The vintage version is the one to get. The reformulation contains a slightly metallic edge that takes away from the richness of the scent's overall profile.
This is a light, musky scent with spices and powder. Is it like Musc Ravageur? Yes, but freshly washed, dusted with powder and ready to be put to bed. While Musc Ravageur may be too suggestive to be a comfort scent (although I do not get the sexual note that others do), this is a cosy, comfortable scent that is sophisticated in its simplicity and very Helmut Lang.
Aha! I'm starting to sense a pattern here. Maurice Roucel takes Musc Ravageur out of the bedroom and into the nursery, refashioning it as Helmut Lang EDP.
It's an amazing accomplishment when you think about it it shares the same basic DNA as Musc Ravageur, and even smells somewhat similar and yet the feel of one is a hundred million miles away from the other.
If Musc Ravageur is lying spread-eagled in the boudoir, spilling out of its red lace teddy and trying to disguise its Adam's apple, Helmut Lang EDP is the tender gripe-water exhalation from a baby sleeping in its cradle. (The only teddy here being the one clutched in fat little baby fingers).
The opening of Helmut Lang EDP always reminds me pleasantly of nightly bath time rituals with my children: the Chicco calendula and lavender baby wash I use, the smell of plush cotton baby towels fresh from the drier, and the innocent smell of the skin at the nape of their necks, which I cannot resist nuzzling.
Few people talk about the sheer sensuality of children these days for risk of being misunderstood but parents of small children will understand when I say that there is no greater sensual pleasure than the smell and touch of small children.
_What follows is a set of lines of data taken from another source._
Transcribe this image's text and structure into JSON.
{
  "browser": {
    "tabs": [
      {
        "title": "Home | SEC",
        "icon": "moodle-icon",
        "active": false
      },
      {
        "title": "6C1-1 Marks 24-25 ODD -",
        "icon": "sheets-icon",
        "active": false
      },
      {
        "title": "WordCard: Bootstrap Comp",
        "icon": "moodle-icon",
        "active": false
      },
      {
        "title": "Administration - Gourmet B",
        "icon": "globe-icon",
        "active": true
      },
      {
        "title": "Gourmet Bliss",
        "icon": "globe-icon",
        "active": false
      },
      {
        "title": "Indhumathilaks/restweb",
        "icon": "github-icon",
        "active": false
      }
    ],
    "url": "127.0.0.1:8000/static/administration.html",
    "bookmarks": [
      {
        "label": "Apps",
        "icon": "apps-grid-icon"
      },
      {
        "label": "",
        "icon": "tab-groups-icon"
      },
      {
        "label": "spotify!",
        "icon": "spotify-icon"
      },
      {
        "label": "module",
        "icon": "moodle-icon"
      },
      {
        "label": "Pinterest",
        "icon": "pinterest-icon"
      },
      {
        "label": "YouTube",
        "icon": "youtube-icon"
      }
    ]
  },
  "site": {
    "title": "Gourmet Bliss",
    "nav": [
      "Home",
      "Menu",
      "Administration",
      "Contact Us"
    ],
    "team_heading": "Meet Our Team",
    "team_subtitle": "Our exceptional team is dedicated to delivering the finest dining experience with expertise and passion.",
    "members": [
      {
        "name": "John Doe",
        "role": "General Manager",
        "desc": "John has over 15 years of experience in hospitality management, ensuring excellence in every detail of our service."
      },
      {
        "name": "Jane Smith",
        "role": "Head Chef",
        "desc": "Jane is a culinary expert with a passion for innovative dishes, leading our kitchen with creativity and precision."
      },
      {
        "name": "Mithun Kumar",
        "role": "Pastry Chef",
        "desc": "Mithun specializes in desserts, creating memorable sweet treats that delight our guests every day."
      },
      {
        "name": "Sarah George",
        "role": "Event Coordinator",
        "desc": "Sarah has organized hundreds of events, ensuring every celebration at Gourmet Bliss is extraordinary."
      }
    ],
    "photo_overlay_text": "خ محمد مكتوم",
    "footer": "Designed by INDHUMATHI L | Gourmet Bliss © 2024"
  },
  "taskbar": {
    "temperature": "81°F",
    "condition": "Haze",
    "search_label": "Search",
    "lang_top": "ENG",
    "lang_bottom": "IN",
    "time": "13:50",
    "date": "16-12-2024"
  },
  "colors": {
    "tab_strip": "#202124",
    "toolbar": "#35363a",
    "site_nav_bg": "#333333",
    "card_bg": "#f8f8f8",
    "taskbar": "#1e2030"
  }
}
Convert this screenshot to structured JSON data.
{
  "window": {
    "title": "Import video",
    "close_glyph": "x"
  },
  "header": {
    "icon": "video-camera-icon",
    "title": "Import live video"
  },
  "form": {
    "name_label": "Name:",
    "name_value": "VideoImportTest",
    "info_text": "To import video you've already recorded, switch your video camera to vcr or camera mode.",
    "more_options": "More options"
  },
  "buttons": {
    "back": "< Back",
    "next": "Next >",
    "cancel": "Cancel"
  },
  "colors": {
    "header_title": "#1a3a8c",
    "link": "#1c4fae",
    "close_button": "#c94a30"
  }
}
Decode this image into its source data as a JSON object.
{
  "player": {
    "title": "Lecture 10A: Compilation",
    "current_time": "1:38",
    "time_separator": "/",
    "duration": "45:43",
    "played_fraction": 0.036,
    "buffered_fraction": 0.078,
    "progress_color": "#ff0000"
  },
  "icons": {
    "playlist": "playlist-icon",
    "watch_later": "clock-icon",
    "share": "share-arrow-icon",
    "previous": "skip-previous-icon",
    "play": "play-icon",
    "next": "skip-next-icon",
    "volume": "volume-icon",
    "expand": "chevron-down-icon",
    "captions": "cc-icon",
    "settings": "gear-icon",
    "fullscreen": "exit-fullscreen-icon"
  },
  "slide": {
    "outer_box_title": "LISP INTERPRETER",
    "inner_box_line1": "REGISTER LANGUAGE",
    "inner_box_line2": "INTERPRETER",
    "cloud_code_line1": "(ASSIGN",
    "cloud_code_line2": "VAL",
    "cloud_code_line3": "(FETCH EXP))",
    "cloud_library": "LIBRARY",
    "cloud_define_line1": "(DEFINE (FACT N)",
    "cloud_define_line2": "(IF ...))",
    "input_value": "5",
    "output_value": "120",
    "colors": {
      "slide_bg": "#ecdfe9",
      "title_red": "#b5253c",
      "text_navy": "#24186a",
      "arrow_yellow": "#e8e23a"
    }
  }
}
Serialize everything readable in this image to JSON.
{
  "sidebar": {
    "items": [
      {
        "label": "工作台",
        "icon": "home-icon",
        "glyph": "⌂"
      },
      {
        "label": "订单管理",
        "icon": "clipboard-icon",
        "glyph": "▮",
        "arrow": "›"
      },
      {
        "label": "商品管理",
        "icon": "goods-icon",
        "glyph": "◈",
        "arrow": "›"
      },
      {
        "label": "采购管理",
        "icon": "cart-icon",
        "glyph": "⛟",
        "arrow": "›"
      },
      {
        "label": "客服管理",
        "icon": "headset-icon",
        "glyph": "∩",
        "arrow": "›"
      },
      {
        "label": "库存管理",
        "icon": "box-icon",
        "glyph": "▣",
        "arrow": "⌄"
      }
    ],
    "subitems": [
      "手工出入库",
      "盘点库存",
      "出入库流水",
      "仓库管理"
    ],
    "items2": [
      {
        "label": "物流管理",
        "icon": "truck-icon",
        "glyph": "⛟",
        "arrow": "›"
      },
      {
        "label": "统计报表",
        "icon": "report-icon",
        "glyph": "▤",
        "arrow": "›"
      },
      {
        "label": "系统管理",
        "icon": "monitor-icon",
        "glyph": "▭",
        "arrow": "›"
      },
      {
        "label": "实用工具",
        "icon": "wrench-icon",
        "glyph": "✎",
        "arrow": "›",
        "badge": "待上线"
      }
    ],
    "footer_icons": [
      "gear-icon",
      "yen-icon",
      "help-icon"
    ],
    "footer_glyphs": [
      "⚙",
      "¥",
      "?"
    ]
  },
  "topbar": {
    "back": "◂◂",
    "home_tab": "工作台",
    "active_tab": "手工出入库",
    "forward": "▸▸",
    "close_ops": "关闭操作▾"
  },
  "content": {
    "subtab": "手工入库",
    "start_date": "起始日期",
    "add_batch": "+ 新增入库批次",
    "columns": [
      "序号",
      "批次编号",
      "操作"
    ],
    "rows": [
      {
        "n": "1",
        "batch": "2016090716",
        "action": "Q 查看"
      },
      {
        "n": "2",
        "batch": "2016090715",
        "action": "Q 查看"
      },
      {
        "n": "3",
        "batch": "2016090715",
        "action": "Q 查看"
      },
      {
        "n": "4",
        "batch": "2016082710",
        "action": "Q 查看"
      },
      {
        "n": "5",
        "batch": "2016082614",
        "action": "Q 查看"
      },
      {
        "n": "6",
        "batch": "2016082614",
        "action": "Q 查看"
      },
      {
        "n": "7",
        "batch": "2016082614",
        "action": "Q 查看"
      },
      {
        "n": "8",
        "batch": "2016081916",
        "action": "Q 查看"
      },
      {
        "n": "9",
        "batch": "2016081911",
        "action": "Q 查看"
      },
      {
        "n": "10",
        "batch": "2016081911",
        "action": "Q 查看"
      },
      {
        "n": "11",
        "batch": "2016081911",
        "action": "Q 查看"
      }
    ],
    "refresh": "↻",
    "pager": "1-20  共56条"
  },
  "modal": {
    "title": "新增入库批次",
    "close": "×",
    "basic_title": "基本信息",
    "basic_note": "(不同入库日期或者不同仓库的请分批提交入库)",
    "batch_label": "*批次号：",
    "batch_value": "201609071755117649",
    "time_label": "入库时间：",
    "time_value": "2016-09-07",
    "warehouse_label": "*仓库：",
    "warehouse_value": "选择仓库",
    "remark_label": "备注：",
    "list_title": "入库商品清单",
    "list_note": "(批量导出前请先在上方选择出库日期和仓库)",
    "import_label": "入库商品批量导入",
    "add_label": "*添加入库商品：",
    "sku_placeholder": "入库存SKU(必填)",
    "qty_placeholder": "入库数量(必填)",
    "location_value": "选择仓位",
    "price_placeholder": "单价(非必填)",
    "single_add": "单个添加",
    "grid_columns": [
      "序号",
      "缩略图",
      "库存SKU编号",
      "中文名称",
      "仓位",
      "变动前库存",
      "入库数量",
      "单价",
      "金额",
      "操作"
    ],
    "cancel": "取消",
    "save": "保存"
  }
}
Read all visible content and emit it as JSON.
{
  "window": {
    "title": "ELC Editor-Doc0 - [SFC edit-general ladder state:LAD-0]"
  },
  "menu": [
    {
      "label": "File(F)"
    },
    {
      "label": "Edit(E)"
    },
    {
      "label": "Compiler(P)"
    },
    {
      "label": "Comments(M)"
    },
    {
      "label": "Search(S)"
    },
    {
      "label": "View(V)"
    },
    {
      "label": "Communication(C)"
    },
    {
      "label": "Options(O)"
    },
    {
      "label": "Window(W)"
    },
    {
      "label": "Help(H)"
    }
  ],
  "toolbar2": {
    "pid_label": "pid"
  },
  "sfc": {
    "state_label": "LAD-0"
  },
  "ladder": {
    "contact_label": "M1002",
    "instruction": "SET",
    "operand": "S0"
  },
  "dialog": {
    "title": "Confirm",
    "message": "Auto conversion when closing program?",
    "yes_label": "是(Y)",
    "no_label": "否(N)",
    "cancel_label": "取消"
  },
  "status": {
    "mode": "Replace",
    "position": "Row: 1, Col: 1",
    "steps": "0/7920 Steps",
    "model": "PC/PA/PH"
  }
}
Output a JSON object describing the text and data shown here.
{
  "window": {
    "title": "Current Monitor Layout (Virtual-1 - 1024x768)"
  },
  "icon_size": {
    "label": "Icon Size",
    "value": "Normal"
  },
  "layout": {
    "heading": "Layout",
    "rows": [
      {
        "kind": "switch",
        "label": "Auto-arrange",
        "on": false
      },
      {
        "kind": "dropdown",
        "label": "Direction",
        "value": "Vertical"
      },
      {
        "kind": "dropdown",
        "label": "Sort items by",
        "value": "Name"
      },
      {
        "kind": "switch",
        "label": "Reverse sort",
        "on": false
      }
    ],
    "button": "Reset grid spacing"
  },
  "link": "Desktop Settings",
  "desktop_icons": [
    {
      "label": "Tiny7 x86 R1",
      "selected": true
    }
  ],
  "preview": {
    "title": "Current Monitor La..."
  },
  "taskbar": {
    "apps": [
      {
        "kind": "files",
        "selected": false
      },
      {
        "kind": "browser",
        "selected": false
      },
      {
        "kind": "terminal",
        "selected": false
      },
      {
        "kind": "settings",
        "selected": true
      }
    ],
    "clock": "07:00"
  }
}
It's why parents can't resist nuzzling and sniffing their kids. We are drawn helplessly to their velvety skin and their specific, milky smell.
Helmut Lang EDP smells milky and warm and fresh and innocent to me. It opens with the baby breath of heliotrope, neroli, and pretty orange blossoms. Later, it strikes me that the musk and vanilla is on the knife's edge of being not-so-innocent after all. Maybe it's even a little dirty. But not dirty in the Musc Ravageur fun, sex way. Just not as squeaky clean as you might expect from its opening. I don't find it sexy, though (due to the nursery associations). Just touchingly human in scale, which is nice too.
Helmut Lang EDP is quite modern, airy, and stream-lined, a further departure from the butch oriental category wherein I mentally place Musc Ravageur. But I really should stop comparing them leaving aside the obvious Maurice Roucel DNA they share Helmut Lang EDP simply occupies a different place and function in my wardrobe, and I like them both on their own terms.
For me this starts out as a sweetish, clean musk with a metallic tinge & a hint of florals. l'm not especially keen on that metallic edge, but it quickly dissipates, & over the next few hours a more animalic musk nudges its way to the fore. This musk is soft, warm & friendly, not overly dirty or offensive, & lasts to the very end around ten hours later.
A very nice, intimate skin scent, this is just animalic enough to satisfy, but still just polite enough to be worn in public.